> [TO DO] Every entry that follows should be repeated exactly; drop the images.

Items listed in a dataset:
== == ==

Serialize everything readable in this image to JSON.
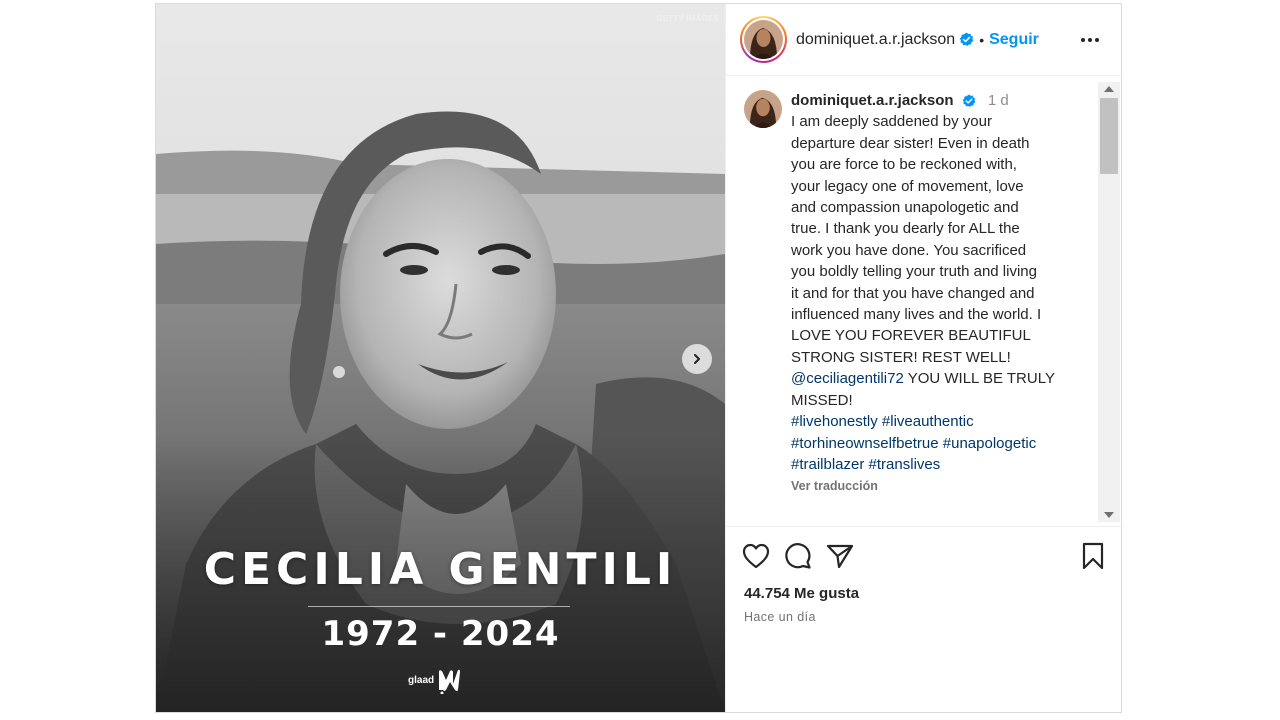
{
  "media": {
    "credit": "GETTY IMAGES",
    "name": "CECILIA GENTILI",
    "years": "1972 - 2024",
    "brand": "glaad"
  },
  "header": {
    "username": "dominiquet.a.r.jackson",
    "separator": "•",
    "follow_label": "Seguir"
  },
  "caption": {
    "username": "dominiquet.a.r.jackson",
    "time": "1 d",
    "lines": [
      "I am deeply saddened by your",
      "departure dear sister! Even in death",
      "you are force to be reckoned with,",
      "your legacy one of movement, love",
      "and compassion unapologetic and",
      "true. I thank you dearly for ALL the",
      "work you have done. You sacrificed",
      "you boldly telling your truth and living",
      "it and for that you have changed and",
      "influenced many lives and the world. I",
      "LOVE YOU FOREVER BEAUTIFUL",
      "STRONG SISTER! REST WELL!"
    ],
    "mention": "@ceciliagentili72",
    "mention_tail": " YOU WILL BE TRULY",
    "last_line": "MISSED!",
    "hashtags": [
      [
        "#livehonestly",
        "#liveauthentic"
      ],
      [
        "#torhineownselfbetrue",
        "#unapologetic"
      ],
      [
        "#trailblazer",
        "#translives"
      ]
    ],
    "translate_label": "Ver traducción"
  },
  "footer": {
    "likes": "44.754 Me gusta",
    "time_ago": "Hace un día"
  },
  "colors": {
    "accent": "#0095f6",
    "link": "#00376b",
    "muted": "#737373",
    "verified": "#0095f6"
  },
  "icons": [
    "verified-badge-icon",
    "more-options-icon",
    "chevron-right-icon",
    "heart-icon",
    "comment-icon",
    "share-icon",
    "bookmark-icon",
    "glaad-logo-icon"
  ]
}
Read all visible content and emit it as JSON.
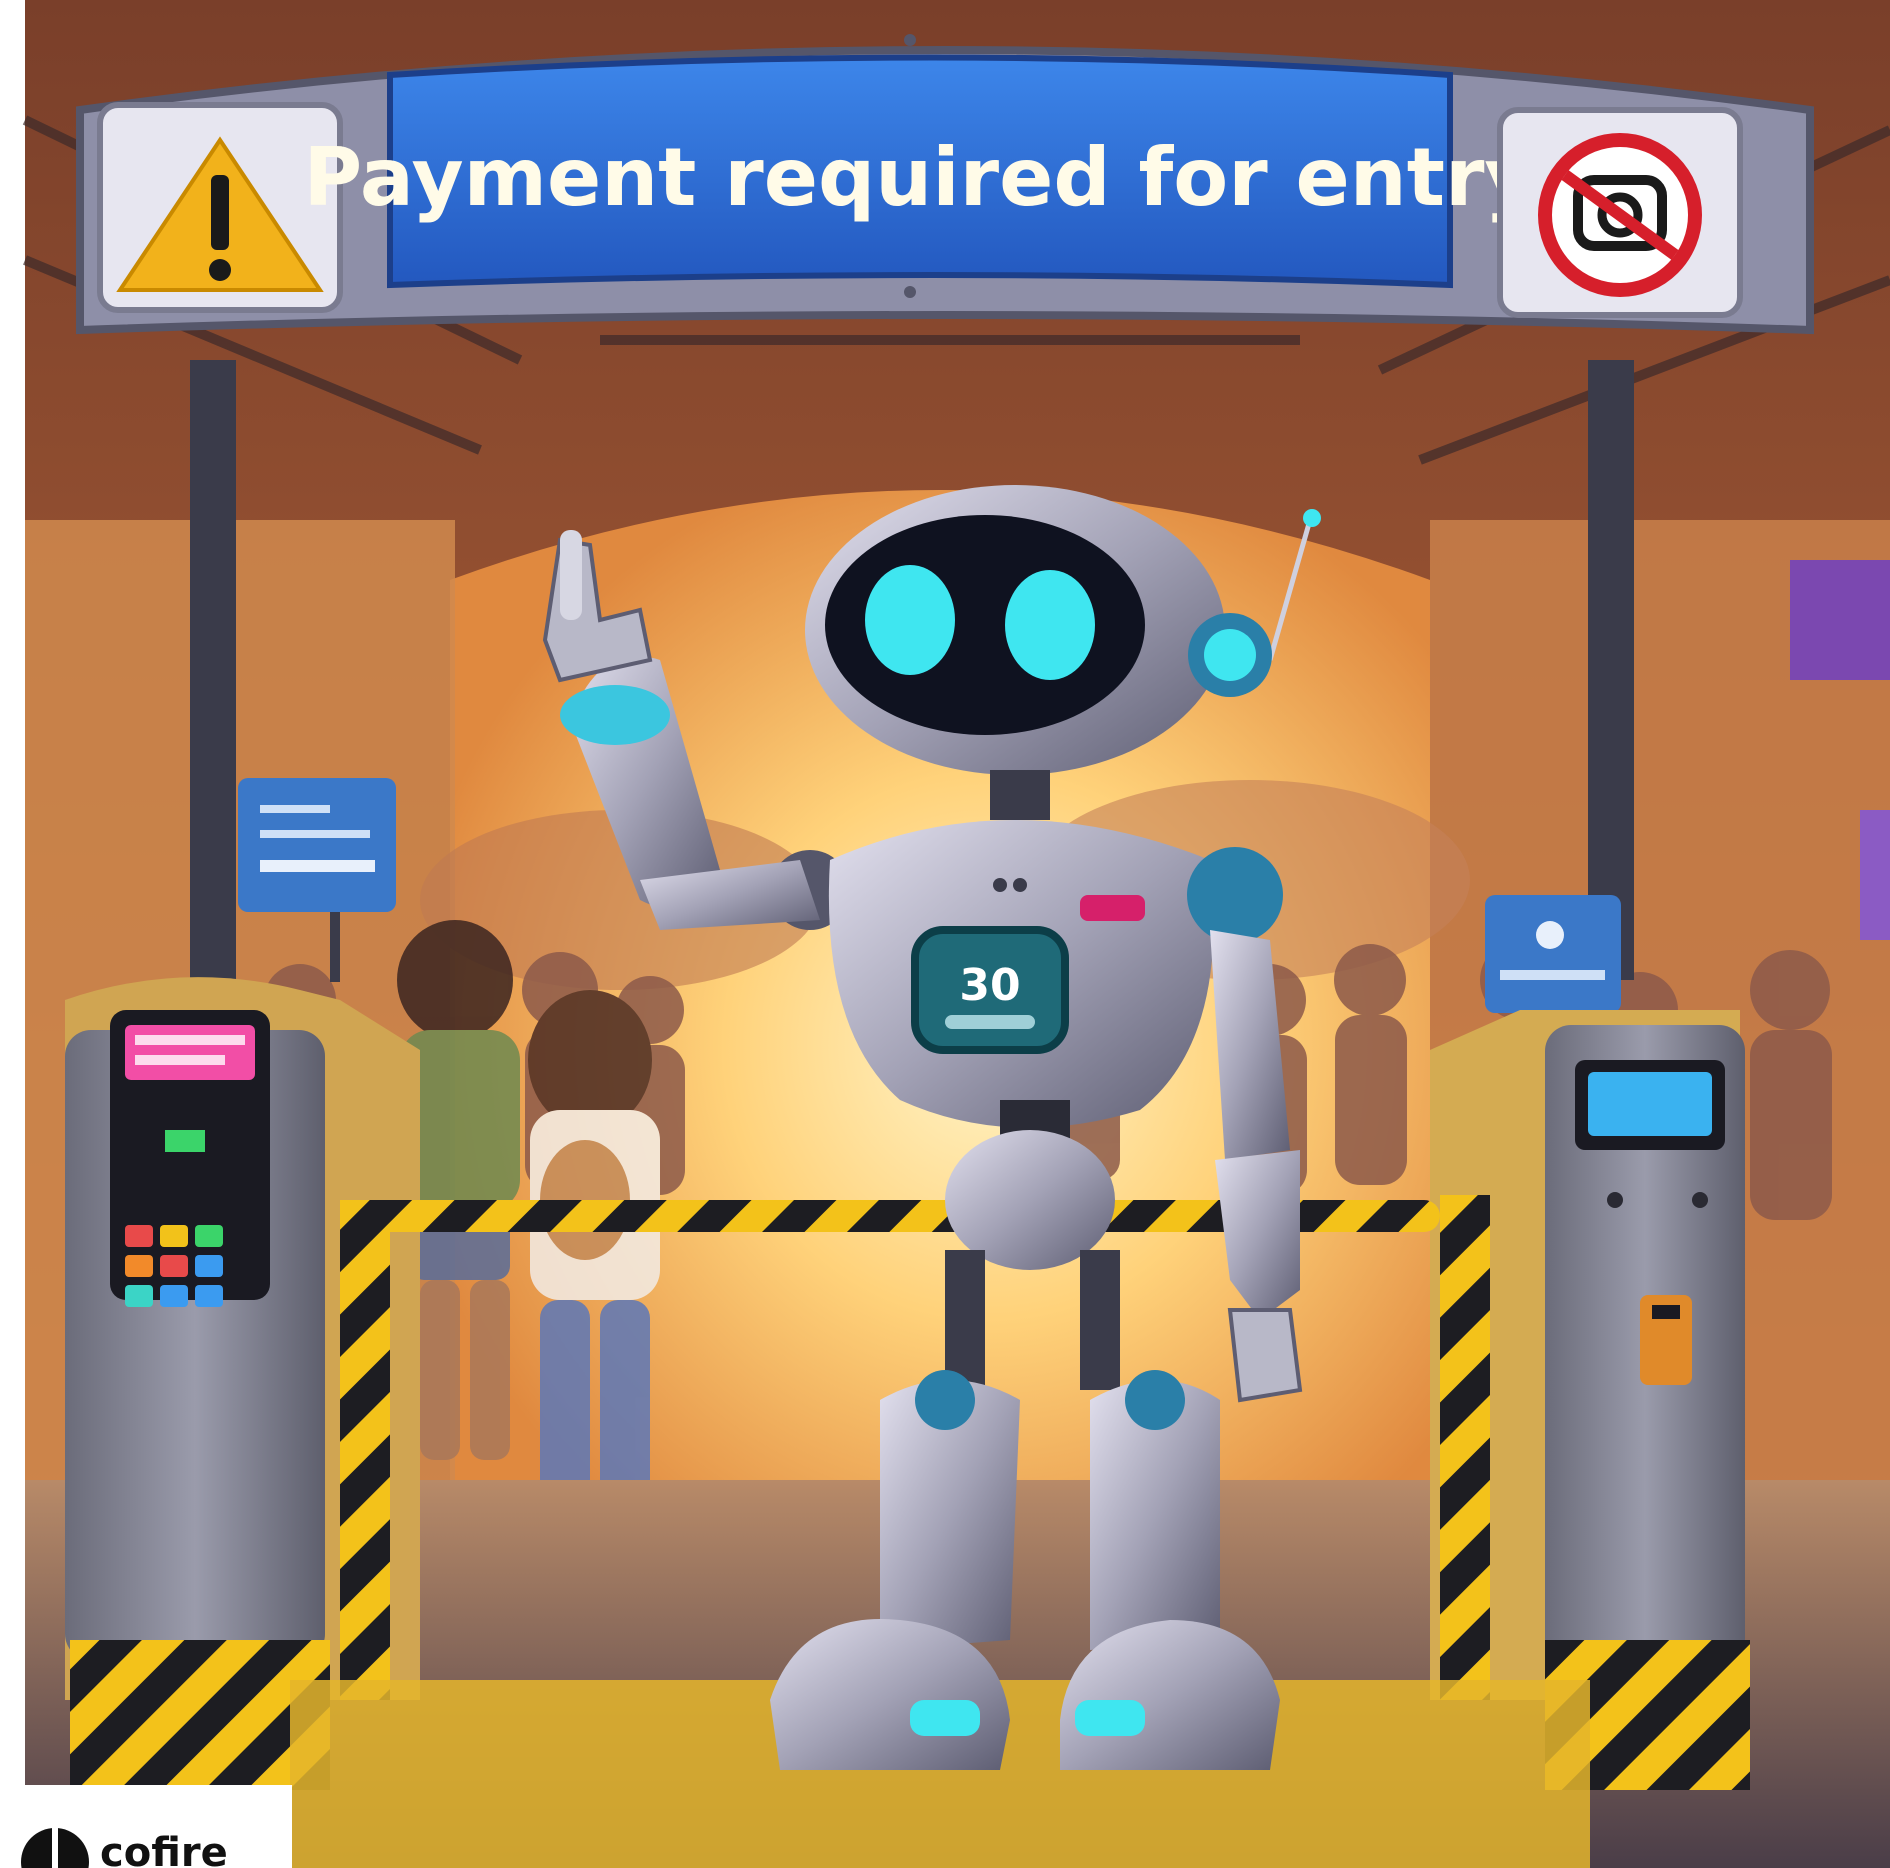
{
  "banner": {
    "text": "Payment required for entry"
  },
  "robot": {
    "chest_number": "30"
  },
  "watermark": {
    "text": "cofire"
  },
  "colors": {
    "banner_blue": "#2f6fd6",
    "banner_frame": "#8e8fa8",
    "warning_yellow": "#f2b21b",
    "no_sign_red": "#d61f2b",
    "robot_silver": "#a9a9b8",
    "robot_eye_cyan": "#3fe6f0",
    "hazard_yellow": "#f3c21a",
    "hazard_black": "#1d1d22",
    "kiosk_gray": "#7d7e8c",
    "sky_glow": "#ffd98a"
  },
  "icons": {
    "left_sign": "warning-icon",
    "right_sign": "no-camera-icon"
  }
}
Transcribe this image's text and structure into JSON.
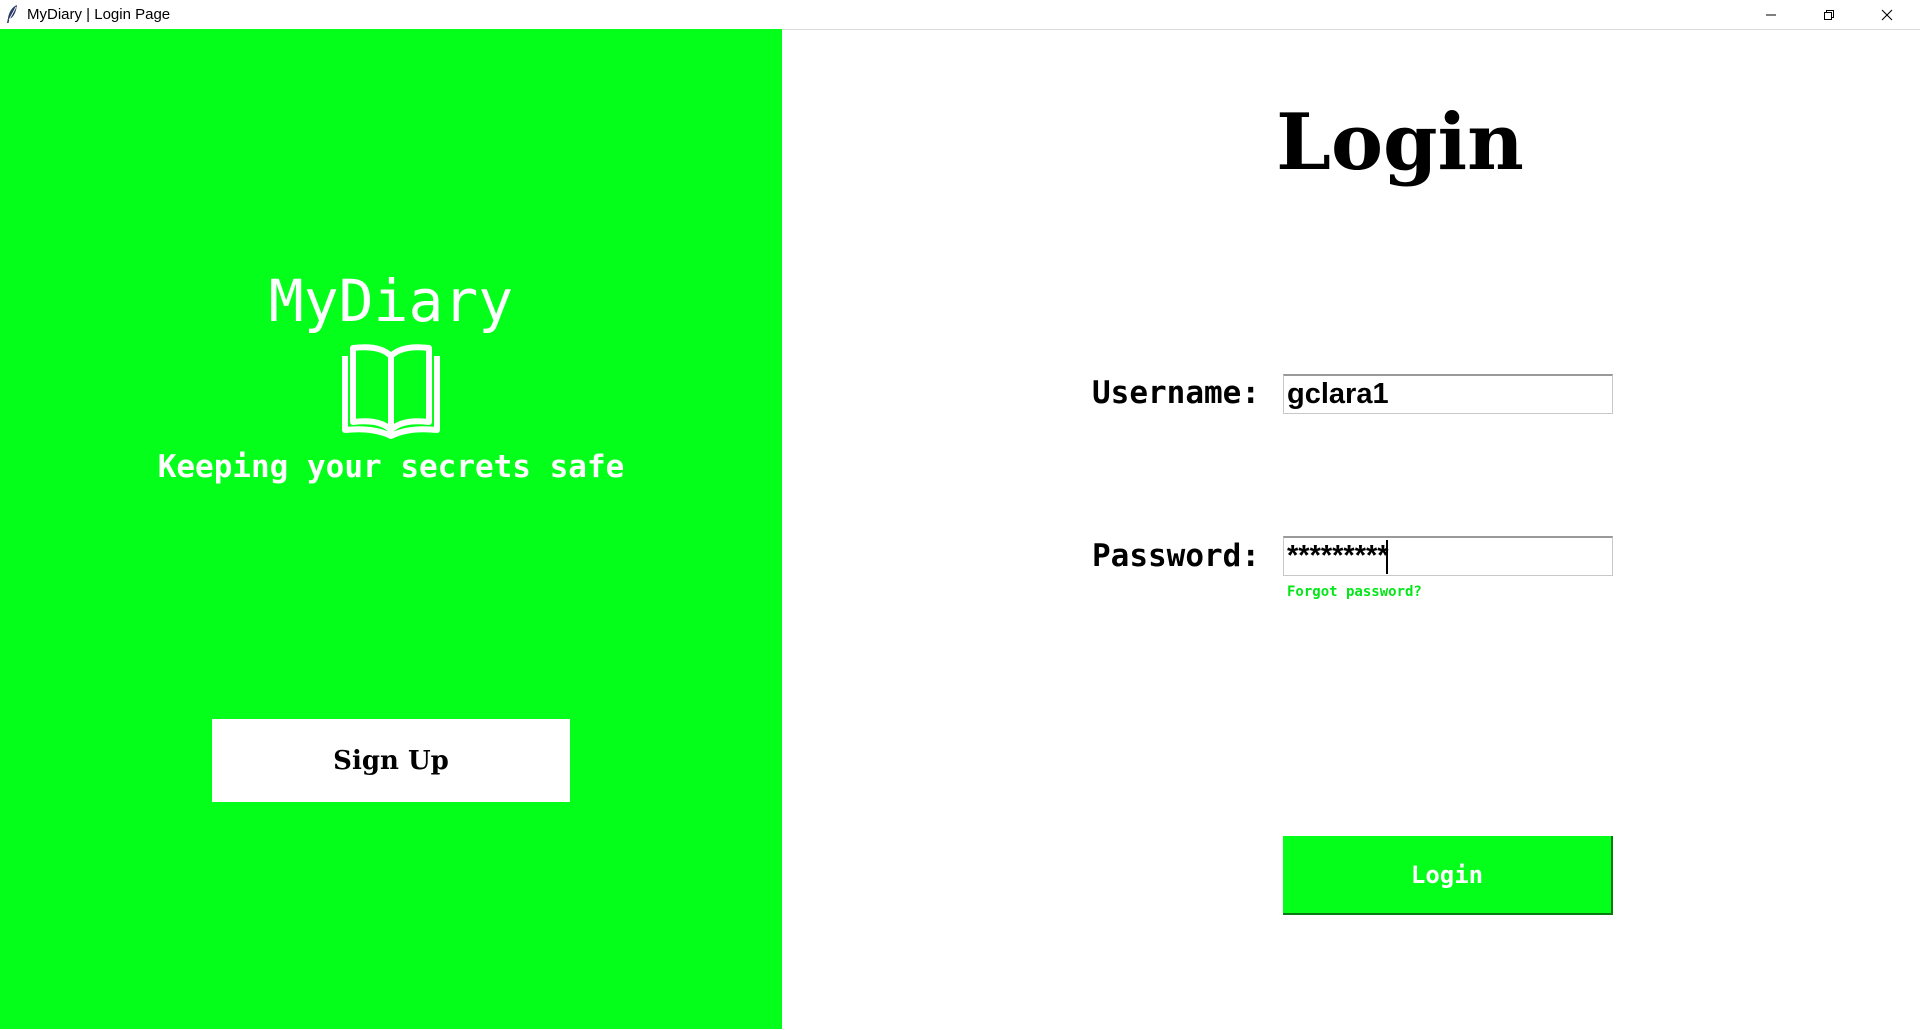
{
  "window": {
    "title": "MyDiary | Login Page",
    "controls": {
      "minimize_icon": "minimize-icon",
      "maximize_icon": "restore-icon",
      "close_icon": "close-icon"
    }
  },
  "colors": {
    "accent": "#03ff1a",
    "panel_text": "#ffffff",
    "link": "#03e617"
  },
  "left_panel": {
    "brand_title": "MyDiary",
    "brand_icon": "open-book-icon",
    "tagline": "Keeping your secrets safe",
    "signup_label": "Sign Up"
  },
  "login_form": {
    "heading": "Login",
    "username_label": "Username:",
    "username_value": "gclara1",
    "password_label": "Password:",
    "password_value": "*********",
    "forgot_label": "Forgot password?",
    "login_label": "Login"
  }
}
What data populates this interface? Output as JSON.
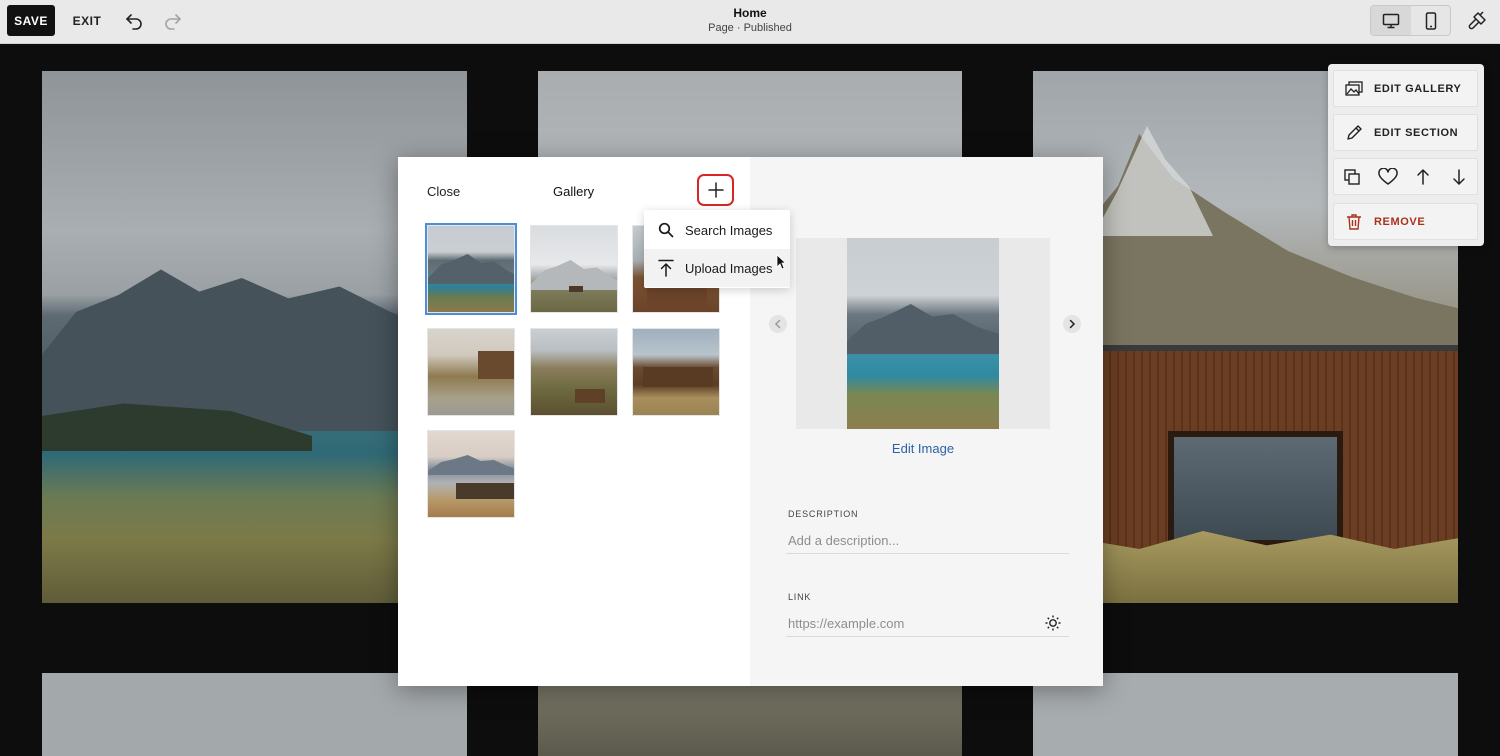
{
  "toolbar": {
    "save_label": "SAVE",
    "exit_label": "EXIT",
    "page_title": "Home",
    "page_status": "Page · Published"
  },
  "section_menu": {
    "edit_gallery_label": "EDIT GALLERY",
    "edit_section_label": "EDIT SECTION",
    "remove_label": "REMOVE"
  },
  "modal": {
    "close_label": "Close",
    "title": "Gallery",
    "add_menu": {
      "search_label": "Search Images",
      "upload_label": "Upload Images"
    },
    "edit_image_label": "Edit Image",
    "description": {
      "label": "DESCRIPTION",
      "value": "",
      "placeholder": "Add a description..."
    },
    "link": {
      "label": "LINK",
      "value": "",
      "placeholder": "https://example.com"
    }
  },
  "colors": {
    "accent_link": "#2a62a8",
    "selected_outline": "#4b8fd9",
    "add_highlight": "#d62626",
    "remove_red": "#a8321c"
  }
}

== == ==

> [REPLY TO THE TASK]
Serialize everything readable in this image to JSON.
{
  "media": {
    "credit": "GETTY IMAGES",
    "name": "CECILIA GENTILI",
    "years": "1972 - 2024",
    "brand": "glaad"
  },
  "header": {
    "username": "dominiquet.a.r.jackson",
    "separator": "•",
    "follow_label": "Seguir"
  },
  "caption": {
    "username": "dominiquet.a.r.jackson",
    "time": "1 d",
    "lines": [
      "I am deeply saddened by your",
      "departure dear sister! Even in death",
      "you are force to be reckoned with,",
      "your legacy one of movement, love",
      "and compassion unapologetic and",
      "true. I thank you dearly for ALL the",
      "work you have done. You sacrificed",
      "you boldly telling your truth and living",
      "it and for that you have changed and",
      "influenced many lives and the world. I",
      "LOVE YOU FOREVER BEAUTIFUL",
      "STRONG SISTER! REST WELL!"
    ],
    "mention": "@ceciliagentili72",
    "mention_tail": " YOU WILL BE TRULY",
    "last_line": "MISSED!",
    "hashtags": [
      [
        "#livehonestly",
        "#liveauthentic"
      ],
      [
        "#torhineownselfbetrue",
        "#unapologetic"
      ],
      [
        "#trailblazer",
        "#translives"
      ]
    ],
    "translate_label": "Ver traducción"
  },
  "footer": {
    "likes": "44.754 Me gusta",
    "time_ago": "Hace un día"
  },
  "colors": {
    "accent": "#0095f6",
    "link": "#00376b",
    "muted": "#737373",
    "verified": "#0095f6"
  },
  "icons": [
    "verified-badge-icon",
    "more-options-icon",
    "chevron-right-icon",
    "heart-icon",
    "comment-icon",
    "share-icon",
    "bookmark-icon",
    "glaad-logo-icon"
  ]
}
Read all visible content and emit it as JSON.
{
  "banner": {
    "text": "Payment required for entry"
  },
  "robot": {
    "chest_number": "30"
  },
  "watermark": {
    "text": "cofire"
  },
  "colors": {
    "banner_blue": "#2f6fd6",
    "banner_frame": "#8e8fa8",
    "warning_yellow": "#f2b21b",
    "no_sign_red": "#d61f2b",
    "robot_silver": "#a9a9b8",
    "robot_eye_cyan": "#3fe6f0",
    "hazard_yellow": "#f3c21a",
    "hazard_black": "#1d1d22",
    "kiosk_gray": "#7d7e8c",
    "sky_glow": "#ffd98a"
  },
  "icons": {
    "left_sign": "warning-icon",
    "right_sign": "no-camera-icon"
  }
}
Transcribe this image's text and structure into JSON.
{
  "window": {
    "title": "MyDiary | Login Page",
    "controls": {
      "minimize_icon": "minimize-icon",
      "maximize_icon": "restore-icon",
      "close_icon": "close-icon"
    }
  },
  "colors": {
    "accent": "#03ff1a",
    "panel_text": "#ffffff",
    "link": "#03e617"
  },
  "left_panel": {
    "brand_title": "MyDiary",
    "brand_icon": "open-book-icon",
    "tagline": "Keeping your secrets safe",
    "signup_label": "Sign Up"
  },
  "login_form": {
    "heading": "Login",
    "username_label": "Username:",
    "username_value": "gclara1",
    "password_label": "Password:",
    "password_value": "*********",
    "forgot_label": "Forgot password?",
    "login_label": "Login"
  }
}
What data populates this interface? Output as JSON.
{
  "toolbar": {
    "save_label": "SAVE",
    "exit_label": "EXIT",
    "page_title": "Home",
    "page_status": "Page · Published"
  },
  "section_menu": {
    "edit_gallery_label": "EDIT GALLERY",
    "edit_section_label": "EDIT SECTION",
    "remove_label": "REMOVE"
  },
  "modal": {
    "close_label": "Close",
    "title": "Gallery",
    "add_menu": {
      "search_label": "Search Images",
      "upload_label": "Upload Images"
    },
    "edit_image_label": "Edit Image",
    "description": {
      "label": "DESCRIPTION",
      "value": "",
      "placeholder": "Add a description..."
    },
    "link": {
      "label": "LINK",
      "value": "",
      "placeholder": "https://example.com"
    }
  },
  "colors": {
    "accent_link": "#2a62a8",
    "selected_outline": "#4b8fd9",
    "add_highlight": "#d62626",
    "remove_red": "#a8321c"
  }
}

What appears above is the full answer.